Groundwater management is an important topic for both conservation and environmental stewardship. Groundwater supplies the drinking water of millions of Californians and provides wildlife habitat, irrigation water for agriculture and rural communities, as well as supporting ecosystems through hydropower production. Groundwater supplies many of California’s urban areas and urban growth requires groundwater management. The San Fernando Valley is particularly vulnerable to inadequate groundwater management and needs to be carefully managed for future population growth and for the current use and development.
Groundwater management is accomplished on many levels including federal-state partnership agreements, regional management plans, water rights granted to local agencies under the water rights laws, groundwater management companies, groundwater suppliers, and public-private partnerships. Groundwater overdraft occurs when groundwater resources are used up beyond the rate of consumption. Groundwater overdrafts can occur for a number of reasons including surface water diversifications, water infrastructure aging, and/or drought conditions. When groundwater resources are overdrawn, reservoirs and aquifers are stressed and can cause severe problems for farmers and cities.
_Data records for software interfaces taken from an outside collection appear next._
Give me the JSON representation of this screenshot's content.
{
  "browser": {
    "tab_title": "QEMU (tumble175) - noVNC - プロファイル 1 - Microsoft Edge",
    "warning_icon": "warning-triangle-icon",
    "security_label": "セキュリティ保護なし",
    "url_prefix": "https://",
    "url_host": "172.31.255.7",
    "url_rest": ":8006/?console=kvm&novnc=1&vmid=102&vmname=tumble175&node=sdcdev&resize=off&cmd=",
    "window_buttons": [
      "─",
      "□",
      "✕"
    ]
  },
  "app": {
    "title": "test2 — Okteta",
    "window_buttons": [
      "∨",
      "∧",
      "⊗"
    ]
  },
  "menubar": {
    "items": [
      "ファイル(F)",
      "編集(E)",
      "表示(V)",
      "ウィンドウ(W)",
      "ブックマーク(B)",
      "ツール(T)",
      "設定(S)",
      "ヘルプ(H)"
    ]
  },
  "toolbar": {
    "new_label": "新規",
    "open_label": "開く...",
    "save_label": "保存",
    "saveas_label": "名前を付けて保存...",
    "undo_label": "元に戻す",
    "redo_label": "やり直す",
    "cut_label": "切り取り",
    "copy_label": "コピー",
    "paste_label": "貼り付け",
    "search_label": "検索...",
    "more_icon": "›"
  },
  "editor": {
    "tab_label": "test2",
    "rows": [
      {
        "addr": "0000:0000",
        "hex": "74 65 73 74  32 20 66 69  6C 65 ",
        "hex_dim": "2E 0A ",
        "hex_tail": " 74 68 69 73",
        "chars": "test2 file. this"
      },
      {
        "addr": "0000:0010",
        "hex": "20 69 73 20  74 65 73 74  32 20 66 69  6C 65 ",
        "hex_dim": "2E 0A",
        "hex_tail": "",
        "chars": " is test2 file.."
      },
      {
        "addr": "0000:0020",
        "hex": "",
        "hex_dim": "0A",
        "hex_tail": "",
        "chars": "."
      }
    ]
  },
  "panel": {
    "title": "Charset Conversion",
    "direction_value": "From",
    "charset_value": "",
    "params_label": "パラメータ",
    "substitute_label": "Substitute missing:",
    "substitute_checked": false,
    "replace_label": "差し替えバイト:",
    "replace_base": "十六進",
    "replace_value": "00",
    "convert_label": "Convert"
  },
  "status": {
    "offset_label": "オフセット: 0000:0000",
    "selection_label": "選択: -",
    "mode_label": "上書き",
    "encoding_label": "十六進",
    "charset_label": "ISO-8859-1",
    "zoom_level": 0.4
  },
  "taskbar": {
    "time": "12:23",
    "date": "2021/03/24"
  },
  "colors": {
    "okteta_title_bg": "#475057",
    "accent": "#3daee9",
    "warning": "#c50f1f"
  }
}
Groundwater management in the state of California has been in place for decades but needs improvement. A new bill, the Sustainable Groundwater Management Act, was recently passed by the state legislature and signed into law by Governor Jerry Brown on September 21st. The new sustainable groundwater management act requires all local agencies to develop and implement groundwater management plans based on sound scientific principles. These plans will allow both groundwater managers and citizens to take part in improving water quality and reducing water pollution. If implemented properly, this legislation will provide necessary guidance to local agencies in addressing the problems of overdrafting, excessive pumping and loss of ground water to developers.
One component of the new sustainable groundwater management act targets groundwater overdrafts by requiring agencies to develop and implement plans with realistic inputs and future projections. Another component focuses on proper monitoring and measuring of groundwater quality to better understand the condition of groundwater resources. Many groundwater resources are “hard-wired” into the structure of the environment, including subsidence, surface runoff, and groundwater recharge. Managers must now carefully monitor the state’s groundwater reserves to ensure that they are replenished between recharging events. This quantitative metrics requirement will help agencies assess groundwater quality and determine when it is time to begin regulating groundwater volumes.
One of the challenges presented by today’s groundwater management issues is the reluctance of local agencies to take action when there is an excessive amount of groundwater loss or excessive pumping of groundwater by local agencies. The new law hopes to address these problems through the use of quantitative metrics. Quantitative metrics can be used to determine groundwater quality and quantity. In addition to quantifying quantities, quantitative metrics can be used to identify trends in groundwater management. Through the use of quantitative metrics developed by local agencies, the state can proactively manage groundwater management and ensure the long-term sustainability of groundwater resources.
Groundwater management in the state of California is a challenge that must be addressed if Californians want to ensure the long-term health and prosperity of California’s groundwater supplies. The new sustainable groundwater management act encourages local agencies to develop and implement groundwater management plans that take into account both short-term and long-term goals. The act also requires the state to collaborate with local agencies and stakeholders to address these problems before they become major environmental concerns.